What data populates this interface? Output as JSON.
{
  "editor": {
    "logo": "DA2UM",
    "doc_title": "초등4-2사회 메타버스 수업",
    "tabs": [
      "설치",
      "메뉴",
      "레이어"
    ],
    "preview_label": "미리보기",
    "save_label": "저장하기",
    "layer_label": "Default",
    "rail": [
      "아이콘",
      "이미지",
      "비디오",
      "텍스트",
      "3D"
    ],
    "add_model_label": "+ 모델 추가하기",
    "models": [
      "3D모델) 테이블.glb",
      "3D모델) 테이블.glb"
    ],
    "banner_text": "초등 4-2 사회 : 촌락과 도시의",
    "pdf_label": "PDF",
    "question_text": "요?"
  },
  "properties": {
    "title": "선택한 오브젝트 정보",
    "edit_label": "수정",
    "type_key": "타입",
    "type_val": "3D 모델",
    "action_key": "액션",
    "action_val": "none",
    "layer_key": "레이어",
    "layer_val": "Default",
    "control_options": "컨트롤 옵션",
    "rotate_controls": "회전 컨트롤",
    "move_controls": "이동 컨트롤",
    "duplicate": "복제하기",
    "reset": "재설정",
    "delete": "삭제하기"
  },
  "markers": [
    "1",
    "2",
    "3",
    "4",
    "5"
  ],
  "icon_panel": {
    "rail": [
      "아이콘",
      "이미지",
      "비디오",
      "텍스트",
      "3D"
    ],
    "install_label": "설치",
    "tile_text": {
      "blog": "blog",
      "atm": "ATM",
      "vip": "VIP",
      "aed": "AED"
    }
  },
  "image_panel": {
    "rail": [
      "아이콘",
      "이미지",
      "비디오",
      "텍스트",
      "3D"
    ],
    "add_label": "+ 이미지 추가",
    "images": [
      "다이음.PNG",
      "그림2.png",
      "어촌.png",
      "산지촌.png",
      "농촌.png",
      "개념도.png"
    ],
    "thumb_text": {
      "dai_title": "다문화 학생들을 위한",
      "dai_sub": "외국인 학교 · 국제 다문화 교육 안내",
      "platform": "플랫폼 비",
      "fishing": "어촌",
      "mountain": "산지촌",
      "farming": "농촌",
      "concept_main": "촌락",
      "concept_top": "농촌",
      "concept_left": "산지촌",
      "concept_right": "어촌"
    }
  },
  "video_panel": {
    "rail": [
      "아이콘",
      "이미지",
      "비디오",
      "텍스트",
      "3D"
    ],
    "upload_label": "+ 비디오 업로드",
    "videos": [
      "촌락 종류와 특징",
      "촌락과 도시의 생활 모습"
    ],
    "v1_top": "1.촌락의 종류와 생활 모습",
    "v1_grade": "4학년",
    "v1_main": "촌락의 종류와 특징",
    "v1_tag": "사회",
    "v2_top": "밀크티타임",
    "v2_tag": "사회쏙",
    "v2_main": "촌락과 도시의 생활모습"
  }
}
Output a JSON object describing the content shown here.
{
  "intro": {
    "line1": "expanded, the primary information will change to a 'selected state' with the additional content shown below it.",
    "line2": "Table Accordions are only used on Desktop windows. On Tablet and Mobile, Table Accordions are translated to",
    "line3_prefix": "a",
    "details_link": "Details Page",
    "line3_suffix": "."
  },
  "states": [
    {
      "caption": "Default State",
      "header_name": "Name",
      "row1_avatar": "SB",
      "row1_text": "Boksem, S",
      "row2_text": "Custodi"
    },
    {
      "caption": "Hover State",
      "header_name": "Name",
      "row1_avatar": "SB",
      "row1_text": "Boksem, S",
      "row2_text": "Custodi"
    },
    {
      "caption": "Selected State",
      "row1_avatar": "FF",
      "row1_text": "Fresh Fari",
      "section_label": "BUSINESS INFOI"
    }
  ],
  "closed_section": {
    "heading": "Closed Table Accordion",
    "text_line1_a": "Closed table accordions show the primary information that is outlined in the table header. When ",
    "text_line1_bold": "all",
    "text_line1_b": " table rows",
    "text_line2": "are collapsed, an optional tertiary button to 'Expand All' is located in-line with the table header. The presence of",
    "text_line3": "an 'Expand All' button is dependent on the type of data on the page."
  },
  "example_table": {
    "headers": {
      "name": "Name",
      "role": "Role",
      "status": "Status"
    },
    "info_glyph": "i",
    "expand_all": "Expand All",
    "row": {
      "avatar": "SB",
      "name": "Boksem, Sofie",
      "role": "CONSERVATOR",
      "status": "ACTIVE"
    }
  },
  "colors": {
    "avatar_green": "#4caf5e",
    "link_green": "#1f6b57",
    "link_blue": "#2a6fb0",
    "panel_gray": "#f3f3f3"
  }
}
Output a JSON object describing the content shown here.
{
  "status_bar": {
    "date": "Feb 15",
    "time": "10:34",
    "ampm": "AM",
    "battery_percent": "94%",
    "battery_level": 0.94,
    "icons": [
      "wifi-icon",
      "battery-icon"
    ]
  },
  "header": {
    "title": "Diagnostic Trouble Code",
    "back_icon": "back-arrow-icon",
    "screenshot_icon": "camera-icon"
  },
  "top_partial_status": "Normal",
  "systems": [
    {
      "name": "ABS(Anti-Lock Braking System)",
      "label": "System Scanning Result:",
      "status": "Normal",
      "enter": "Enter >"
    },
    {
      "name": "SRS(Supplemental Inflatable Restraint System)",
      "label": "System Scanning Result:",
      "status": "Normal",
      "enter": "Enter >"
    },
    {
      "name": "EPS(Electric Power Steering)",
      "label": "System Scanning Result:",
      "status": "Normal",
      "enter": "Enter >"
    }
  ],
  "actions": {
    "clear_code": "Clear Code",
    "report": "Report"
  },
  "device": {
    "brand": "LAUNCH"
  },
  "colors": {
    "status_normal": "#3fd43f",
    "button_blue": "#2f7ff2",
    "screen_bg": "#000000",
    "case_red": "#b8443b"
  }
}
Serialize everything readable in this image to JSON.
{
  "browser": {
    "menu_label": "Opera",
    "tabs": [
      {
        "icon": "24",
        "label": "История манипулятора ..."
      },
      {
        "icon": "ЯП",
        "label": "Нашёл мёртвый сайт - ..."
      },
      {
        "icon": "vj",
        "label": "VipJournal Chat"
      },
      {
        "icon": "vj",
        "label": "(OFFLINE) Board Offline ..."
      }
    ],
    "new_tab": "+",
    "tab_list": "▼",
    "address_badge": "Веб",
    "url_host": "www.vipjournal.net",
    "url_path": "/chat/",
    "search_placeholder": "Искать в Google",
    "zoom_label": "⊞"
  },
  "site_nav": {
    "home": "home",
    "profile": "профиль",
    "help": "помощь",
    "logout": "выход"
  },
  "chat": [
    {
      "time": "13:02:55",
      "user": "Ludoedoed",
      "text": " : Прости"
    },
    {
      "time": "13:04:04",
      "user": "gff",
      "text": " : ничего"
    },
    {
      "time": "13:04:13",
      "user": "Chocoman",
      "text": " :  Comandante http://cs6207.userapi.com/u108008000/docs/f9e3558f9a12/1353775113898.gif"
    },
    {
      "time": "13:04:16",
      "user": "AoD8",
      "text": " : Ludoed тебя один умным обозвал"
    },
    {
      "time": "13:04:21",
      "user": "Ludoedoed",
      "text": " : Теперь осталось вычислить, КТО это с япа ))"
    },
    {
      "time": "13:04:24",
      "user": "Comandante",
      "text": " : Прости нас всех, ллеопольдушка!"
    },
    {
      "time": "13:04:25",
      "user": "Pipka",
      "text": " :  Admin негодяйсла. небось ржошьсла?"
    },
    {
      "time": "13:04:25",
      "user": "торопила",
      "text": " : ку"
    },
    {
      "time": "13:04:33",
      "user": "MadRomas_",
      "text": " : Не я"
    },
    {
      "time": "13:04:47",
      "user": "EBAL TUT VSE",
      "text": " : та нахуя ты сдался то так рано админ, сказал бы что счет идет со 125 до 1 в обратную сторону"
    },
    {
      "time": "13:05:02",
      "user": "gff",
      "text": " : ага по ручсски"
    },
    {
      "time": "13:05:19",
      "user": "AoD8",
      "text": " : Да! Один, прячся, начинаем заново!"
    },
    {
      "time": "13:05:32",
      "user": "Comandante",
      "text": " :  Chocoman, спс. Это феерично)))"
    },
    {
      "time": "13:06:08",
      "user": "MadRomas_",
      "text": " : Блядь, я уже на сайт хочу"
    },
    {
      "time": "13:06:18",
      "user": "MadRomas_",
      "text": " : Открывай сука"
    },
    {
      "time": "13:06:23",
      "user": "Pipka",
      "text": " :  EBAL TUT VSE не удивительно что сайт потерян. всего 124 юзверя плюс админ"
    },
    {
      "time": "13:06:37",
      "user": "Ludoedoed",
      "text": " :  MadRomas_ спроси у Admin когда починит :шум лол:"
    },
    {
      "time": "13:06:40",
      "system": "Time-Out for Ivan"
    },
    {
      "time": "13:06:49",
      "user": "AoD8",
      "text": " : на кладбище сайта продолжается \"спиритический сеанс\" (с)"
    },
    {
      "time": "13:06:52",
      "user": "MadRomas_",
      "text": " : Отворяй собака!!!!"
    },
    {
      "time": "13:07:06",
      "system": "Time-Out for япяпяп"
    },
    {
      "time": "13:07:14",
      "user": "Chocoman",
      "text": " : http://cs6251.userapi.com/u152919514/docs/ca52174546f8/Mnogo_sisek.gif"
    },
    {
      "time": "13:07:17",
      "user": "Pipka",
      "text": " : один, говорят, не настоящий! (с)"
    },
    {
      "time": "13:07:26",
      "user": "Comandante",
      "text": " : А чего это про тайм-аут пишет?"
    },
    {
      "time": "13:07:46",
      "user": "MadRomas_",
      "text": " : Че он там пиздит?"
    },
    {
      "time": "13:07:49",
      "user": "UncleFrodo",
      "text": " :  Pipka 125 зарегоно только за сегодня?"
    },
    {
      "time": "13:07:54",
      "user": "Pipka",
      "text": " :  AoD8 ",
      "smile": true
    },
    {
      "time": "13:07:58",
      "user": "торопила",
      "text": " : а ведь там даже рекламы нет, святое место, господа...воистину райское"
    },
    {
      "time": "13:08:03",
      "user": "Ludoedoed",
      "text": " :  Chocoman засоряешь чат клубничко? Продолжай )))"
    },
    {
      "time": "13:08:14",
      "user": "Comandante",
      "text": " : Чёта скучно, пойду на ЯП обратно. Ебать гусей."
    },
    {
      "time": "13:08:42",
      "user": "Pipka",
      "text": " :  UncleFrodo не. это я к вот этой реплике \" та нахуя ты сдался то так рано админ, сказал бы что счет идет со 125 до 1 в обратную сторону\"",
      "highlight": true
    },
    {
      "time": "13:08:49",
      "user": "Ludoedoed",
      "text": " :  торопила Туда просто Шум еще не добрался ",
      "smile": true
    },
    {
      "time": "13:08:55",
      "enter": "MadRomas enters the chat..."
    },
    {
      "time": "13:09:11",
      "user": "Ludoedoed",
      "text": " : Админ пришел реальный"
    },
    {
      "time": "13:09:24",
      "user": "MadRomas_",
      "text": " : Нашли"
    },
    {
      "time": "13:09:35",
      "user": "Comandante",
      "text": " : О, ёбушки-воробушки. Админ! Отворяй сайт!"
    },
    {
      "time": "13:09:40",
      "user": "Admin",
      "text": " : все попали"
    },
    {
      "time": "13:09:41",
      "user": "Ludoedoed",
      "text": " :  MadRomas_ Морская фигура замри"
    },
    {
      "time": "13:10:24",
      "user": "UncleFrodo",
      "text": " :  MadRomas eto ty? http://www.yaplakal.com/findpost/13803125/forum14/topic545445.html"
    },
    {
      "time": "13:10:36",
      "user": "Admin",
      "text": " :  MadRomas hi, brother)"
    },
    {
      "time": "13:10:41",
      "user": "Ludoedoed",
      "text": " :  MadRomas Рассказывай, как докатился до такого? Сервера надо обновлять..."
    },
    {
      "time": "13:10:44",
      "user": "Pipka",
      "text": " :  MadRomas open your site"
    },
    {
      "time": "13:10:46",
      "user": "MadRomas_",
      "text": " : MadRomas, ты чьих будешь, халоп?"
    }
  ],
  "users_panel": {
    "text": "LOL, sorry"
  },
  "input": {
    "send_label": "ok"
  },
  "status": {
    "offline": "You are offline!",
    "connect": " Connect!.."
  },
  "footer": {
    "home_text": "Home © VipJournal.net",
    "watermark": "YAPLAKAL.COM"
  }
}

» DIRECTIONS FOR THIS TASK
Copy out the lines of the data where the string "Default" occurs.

» RESPONSE TO THIS EXERCISE
    "layer_label": "Default",
    "layer_val": "Default",
      "caption": "Default State",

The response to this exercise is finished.